## Data for this exercise
┌──
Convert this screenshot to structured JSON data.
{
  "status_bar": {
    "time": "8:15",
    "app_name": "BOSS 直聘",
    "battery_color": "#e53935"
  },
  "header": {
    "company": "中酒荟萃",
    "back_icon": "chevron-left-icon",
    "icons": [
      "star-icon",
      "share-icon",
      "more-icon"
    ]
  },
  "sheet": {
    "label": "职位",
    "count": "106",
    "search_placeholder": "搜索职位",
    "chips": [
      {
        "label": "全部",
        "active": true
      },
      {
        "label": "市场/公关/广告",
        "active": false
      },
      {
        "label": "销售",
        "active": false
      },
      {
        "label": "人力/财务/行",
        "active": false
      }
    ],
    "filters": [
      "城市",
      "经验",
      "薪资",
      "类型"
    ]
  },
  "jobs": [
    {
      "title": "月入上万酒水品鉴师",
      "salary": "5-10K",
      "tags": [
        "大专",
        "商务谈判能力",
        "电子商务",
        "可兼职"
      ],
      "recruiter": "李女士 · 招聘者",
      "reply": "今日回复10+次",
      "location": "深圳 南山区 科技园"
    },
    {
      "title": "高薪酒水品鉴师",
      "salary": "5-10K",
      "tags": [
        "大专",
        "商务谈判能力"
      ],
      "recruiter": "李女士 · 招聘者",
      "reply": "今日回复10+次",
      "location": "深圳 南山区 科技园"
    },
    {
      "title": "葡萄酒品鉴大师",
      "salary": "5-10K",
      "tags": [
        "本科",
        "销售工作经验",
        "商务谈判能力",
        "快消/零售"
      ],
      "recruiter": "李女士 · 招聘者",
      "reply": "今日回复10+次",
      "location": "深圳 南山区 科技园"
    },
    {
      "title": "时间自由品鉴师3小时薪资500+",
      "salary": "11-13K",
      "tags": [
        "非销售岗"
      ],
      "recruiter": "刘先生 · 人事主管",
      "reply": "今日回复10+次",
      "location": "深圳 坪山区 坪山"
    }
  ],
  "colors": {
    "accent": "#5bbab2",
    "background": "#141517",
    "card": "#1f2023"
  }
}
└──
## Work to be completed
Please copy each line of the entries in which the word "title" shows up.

## Exercise solution
      "title": "月入上万酒水品鉴师",
      "title": "高薪酒水品鉴师",
      "title": "葡萄酒品鉴大师",
      "title": "时间自由品鉴师3小时薪资500+",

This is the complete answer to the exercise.